_Data about app and page elements_
________________________________________
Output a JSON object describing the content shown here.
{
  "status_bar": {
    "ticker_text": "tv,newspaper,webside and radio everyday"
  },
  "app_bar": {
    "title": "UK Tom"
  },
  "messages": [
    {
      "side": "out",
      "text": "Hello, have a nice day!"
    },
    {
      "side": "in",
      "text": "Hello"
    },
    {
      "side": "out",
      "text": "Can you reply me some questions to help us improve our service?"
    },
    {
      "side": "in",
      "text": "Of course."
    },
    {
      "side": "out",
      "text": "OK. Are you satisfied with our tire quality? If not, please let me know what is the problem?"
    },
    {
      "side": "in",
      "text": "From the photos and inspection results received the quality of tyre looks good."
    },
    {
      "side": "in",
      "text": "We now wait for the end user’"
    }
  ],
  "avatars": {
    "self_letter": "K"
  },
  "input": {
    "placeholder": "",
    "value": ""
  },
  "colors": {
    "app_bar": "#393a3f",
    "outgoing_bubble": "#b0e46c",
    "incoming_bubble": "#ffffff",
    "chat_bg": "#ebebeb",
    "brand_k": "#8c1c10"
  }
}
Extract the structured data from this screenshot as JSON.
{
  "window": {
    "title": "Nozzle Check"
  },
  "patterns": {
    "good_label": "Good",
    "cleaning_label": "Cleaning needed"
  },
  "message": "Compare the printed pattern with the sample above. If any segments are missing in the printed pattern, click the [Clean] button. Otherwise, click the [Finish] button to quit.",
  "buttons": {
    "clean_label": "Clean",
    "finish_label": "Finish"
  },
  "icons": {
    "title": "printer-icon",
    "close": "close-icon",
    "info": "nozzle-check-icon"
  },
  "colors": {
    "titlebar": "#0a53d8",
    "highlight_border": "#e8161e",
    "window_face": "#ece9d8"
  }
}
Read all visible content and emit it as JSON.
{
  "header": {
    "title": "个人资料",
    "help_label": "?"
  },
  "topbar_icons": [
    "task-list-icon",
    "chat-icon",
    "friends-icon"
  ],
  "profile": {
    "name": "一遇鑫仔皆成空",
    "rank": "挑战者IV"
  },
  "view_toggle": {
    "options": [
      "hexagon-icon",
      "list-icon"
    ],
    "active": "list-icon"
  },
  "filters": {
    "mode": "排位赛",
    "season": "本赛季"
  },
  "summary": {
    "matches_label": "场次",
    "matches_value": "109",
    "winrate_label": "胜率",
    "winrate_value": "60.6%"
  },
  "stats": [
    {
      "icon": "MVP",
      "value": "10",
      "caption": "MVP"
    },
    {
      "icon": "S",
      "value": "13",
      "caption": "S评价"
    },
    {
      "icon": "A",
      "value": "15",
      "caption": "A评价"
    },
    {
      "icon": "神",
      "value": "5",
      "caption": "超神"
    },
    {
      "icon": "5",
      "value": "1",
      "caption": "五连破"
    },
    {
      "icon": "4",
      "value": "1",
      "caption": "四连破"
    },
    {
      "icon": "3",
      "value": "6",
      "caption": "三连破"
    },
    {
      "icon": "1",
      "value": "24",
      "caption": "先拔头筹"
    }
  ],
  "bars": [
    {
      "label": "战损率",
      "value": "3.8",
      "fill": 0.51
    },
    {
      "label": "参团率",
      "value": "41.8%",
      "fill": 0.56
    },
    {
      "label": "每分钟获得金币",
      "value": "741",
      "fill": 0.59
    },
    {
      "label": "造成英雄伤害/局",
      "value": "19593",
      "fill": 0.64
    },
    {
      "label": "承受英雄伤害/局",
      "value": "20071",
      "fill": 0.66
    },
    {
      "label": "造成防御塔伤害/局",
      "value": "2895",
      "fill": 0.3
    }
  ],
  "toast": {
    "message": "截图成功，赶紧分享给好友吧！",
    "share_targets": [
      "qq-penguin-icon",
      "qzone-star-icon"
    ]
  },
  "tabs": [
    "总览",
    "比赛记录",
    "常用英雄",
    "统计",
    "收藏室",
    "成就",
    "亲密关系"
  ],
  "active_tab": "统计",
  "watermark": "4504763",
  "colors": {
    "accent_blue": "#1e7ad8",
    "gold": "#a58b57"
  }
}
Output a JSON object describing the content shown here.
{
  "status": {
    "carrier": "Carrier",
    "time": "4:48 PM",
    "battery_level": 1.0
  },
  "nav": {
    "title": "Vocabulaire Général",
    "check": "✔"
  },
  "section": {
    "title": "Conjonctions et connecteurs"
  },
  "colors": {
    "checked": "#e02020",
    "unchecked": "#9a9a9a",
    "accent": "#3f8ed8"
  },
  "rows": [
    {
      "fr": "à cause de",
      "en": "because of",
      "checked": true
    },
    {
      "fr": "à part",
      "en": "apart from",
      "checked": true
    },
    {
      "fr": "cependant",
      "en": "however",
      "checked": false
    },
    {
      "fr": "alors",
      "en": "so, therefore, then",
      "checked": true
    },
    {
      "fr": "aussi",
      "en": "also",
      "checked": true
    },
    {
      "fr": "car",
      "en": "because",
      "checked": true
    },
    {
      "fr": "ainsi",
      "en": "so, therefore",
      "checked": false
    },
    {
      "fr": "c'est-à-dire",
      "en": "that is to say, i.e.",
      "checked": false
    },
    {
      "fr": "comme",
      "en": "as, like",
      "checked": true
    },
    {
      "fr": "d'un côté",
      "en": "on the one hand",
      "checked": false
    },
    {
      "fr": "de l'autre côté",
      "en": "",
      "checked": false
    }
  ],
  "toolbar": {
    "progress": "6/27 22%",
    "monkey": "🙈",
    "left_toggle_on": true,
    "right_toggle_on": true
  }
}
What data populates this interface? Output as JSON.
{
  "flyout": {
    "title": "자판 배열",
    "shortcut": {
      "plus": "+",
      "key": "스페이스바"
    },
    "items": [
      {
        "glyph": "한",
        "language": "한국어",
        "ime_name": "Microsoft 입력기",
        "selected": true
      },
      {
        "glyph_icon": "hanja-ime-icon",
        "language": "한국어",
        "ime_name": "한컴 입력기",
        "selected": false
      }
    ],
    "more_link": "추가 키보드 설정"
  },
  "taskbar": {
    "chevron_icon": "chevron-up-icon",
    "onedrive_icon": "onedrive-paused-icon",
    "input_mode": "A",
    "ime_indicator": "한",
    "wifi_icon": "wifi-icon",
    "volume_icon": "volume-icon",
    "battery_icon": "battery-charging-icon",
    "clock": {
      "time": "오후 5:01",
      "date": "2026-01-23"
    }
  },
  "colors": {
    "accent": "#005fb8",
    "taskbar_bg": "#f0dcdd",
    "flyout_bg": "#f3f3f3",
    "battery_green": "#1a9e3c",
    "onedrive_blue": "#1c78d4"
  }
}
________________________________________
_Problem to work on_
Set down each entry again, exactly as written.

_The answer_
Output a JSON object describing the content shown here.
{
  "status_bar": {
    "ticker_text": "tv,newspaper,webside and radio everyday"
  },
  "app_bar": {
    "title": "UK Tom"
  },
  "messages": [
    {
      "side": "out",
      "text": "Hello, have a nice day!"
    },
    {
      "side": "in",
      "text": "Hello"
    },
    {
      "side": "out",
      "text": "Can you reply me some questions to help us improve our service?"
    },
    {
      "side": "in",
      "text": "Of course."
    },
    {
      "side": "out",
      "text": "OK. Are you satisfied with our tire quality? If not, please let me know what is the problem?"
    },
    {
      "side": "in",
      "text": "From the photos and inspection results received the quality of tyre looks good."
    },
    {
      "side": "in",
      "text": "We now wait for the end user’"
    }
  ],
  "avatars": {
    "self_letter": "K"
  },
  "input": {
    "placeholder": "",
    "value": ""
  },
  "colors": {
    "app_bar": "#393a3f",
    "outgoing_bubble": "#b0e46c",
    "incoming_bubble": "#ffffff",
    "chat_bg": "#ebebeb",
    "brand_k": "#8c1c10"
  }
}
Extract the structured data from this screenshot as JSON.
{
  "window": {
    "title": "Nozzle Check"
  },
  "patterns": {
    "good_label": "Good",
    "cleaning_label": "Cleaning needed"
  },
  "message": "Compare the printed pattern with the sample above. If any segments are missing in the printed pattern, click the [Clean] button. Otherwise, click the [Finish] button to quit.",
  "buttons": {
    "clean_label": "Clean",
    "finish_label": "Finish"
  },
  "icons": {
    "title": "printer-icon",
    "close": "close-icon",
    "info": "nozzle-check-icon"
  },
  "colors": {
    "titlebar": "#0a53d8",
    "highlight_border": "#e8161e",
    "window_face": "#ece9d8"
  }
}
Read all visible content and emit it as JSON.
{
  "header": {
    "title": "个人资料",
    "help_label": "?"
  },
  "topbar_icons": [
    "task-list-icon",
    "chat-icon",
    "friends-icon"
  ],
  "profile": {
    "name": "一遇鑫仔皆成空",
    "rank": "挑战者IV"
  },
  "view_toggle": {
    "options": [
      "hexagon-icon",
      "list-icon"
    ],
    "active": "list-icon"
  },
  "filters": {
    "mode": "排位赛",
    "season": "本赛季"
  },
  "summary": {
    "matches_label": "场次",
    "matches_value": "109",
    "winrate_label": "胜率",
    "winrate_value": "60.6%"
  },
  "stats": [
    {
      "icon": "MVP",
      "value": "10",
      "caption": "MVP"
    },
    {
      "icon": "S",
      "value": "13",
      "caption": "S评价"
    },
    {
      "icon": "A",
      "value": "15",
      "caption": "A评价"
    },
    {
      "icon": "神",
      "value": "5",
      "caption": "超神"
    },
    {
      "icon": "5",
      "value": "1",
      "caption": "五连破"
    },
    {
      "icon": "4",
      "value": "1",
      "caption": "四连破"
    },
    {
      "icon": "3",
      "value": "6",
      "caption": "三连破"
    },
    {
      "icon": "1",
      "value": "24",
      "caption": "先拔头筹"
    }
  ],
  "bars": [
    {
      "label": "战损率",
      "value": "3.8",
      "fill": 0.51
    },
    {
      "label": "参团率",
      "value": "41.8%",
      "fill": 0.56
    },
    {
      "label": "每分钟获得金币",
      "value": "741",
      "fill": 0.59
    },
    {
      "label": "造成英雄伤害/局",
      "value": "19593",
      "fill": 0.64
    },
    {
      "label": "承受英雄伤害/局",
      "value": "20071",
      "fill": 0.66
    },
    {
      "label": "造成防御塔伤害/局",
      "value": "2895",
      "fill": 0.3
    }
  ],
  "toast": {
    "message": "截图成功，赶紧分享给好友吧！",
    "share_targets": [
      "qq-penguin-icon",
      "qzone-star-icon"
    ]
  },
  "tabs": [
    "总览",
    "比赛记录",
    "常用英雄",
    "统计",
    "收藏室",
    "成就",
    "亲密关系"
  ],
  "active_tab": "统计",
  "watermark": "4504763",
  "colors": {
    "accent_blue": "#1e7ad8",
    "gold": "#a58b57"
  }
}
Output a JSON object describing the content shown here.
{
  "status": {
    "carrier": "Carrier",
    "time": "4:48 PM",
    "battery_level": 1.0
  },
  "nav": {
    "title": "Vocabulaire Général",
    "check": "✔"
  },
  "section": {
    "title": "Conjonctions et connecteurs"
  },
  "colors": {
    "checked": "#e02020",
    "unchecked": "#9a9a9a",
    "accent": "#3f8ed8"
  },
  "rows": [
    {
      "fr": "à cause de",
      "en": "because of",
      "checked": true
    },
    {
      "fr": "à part",
      "en": "apart from",
      "checked": true
    },
    {
      "fr": "cependant",
      "en": "however",
      "checked": false
    },
    {
      "fr": "alors",
      "en": "so, therefore, then",
      "checked": true
    },
    {
      "fr": "aussi",
      "en": "also",
      "checked": true
    },
    {
      "fr": "car",
      "en": "because",
      "checked": true
    },
    {
      "fr": "ainsi",
      "en": "so, therefore",
      "checked": false
    },
    {
      "fr": "c'est-à-dire",
      "en": "that is to say, i.e.",
      "checked": false
    },
    {
      "fr": "comme",
      "en": "as, like",
      "checked": true
    },
    {
      "fr": "d'un côté",
      "en": "on the one hand",
      "checked": false
    },
    {
      "fr": "de l'autre côté",
      "en": "",
      "checked": false
    }
  ],
  "toolbar": {
    "progress": "6/27 22%",
    "monkey": "🙈",
    "left_toggle_on": true,
    "right_toggle_on": true
  }
}
What data populates this interface? Output as JSON.
{
  "flyout": {
    "title": "자판 배열",
    "shortcut": {
      "plus": "+",
      "key": "스페이스바"
    },
    "items": [
      {
        "glyph": "한",
        "language": "한국어",
        "ime_name": "Microsoft 입력기",
        "selected": true
      },
      {
        "glyph_icon": "hanja-ime-icon",
        "language": "한국어",
        "ime_name": "한컴 입력기",
        "selected": false
      }
    ],
    "more_link": "추가 키보드 설정"
  },
  "taskbar": {
    "chevron_icon": "chevron-up-icon",
    "onedrive_icon": "onedrive-paused-icon",
    "input_mode": "A",
    "ime_indicator": "한",
    "wifi_icon": "wifi-icon",
    "volume_icon": "volume-icon",
    "battery_icon": "battery-charging-icon",
    "clock": {
      "time": "오후 5:01",
      "date": "2026-01-23"
    }
  },
  "colors": {
    "accent": "#005fb8",
    "taskbar_bg": "#f0dcdd",
    "flyout_bg": "#f3f3f3",
    "battery_green": "#1a9e3c",
    "onedrive_blue": "#1c78d4"
  }
}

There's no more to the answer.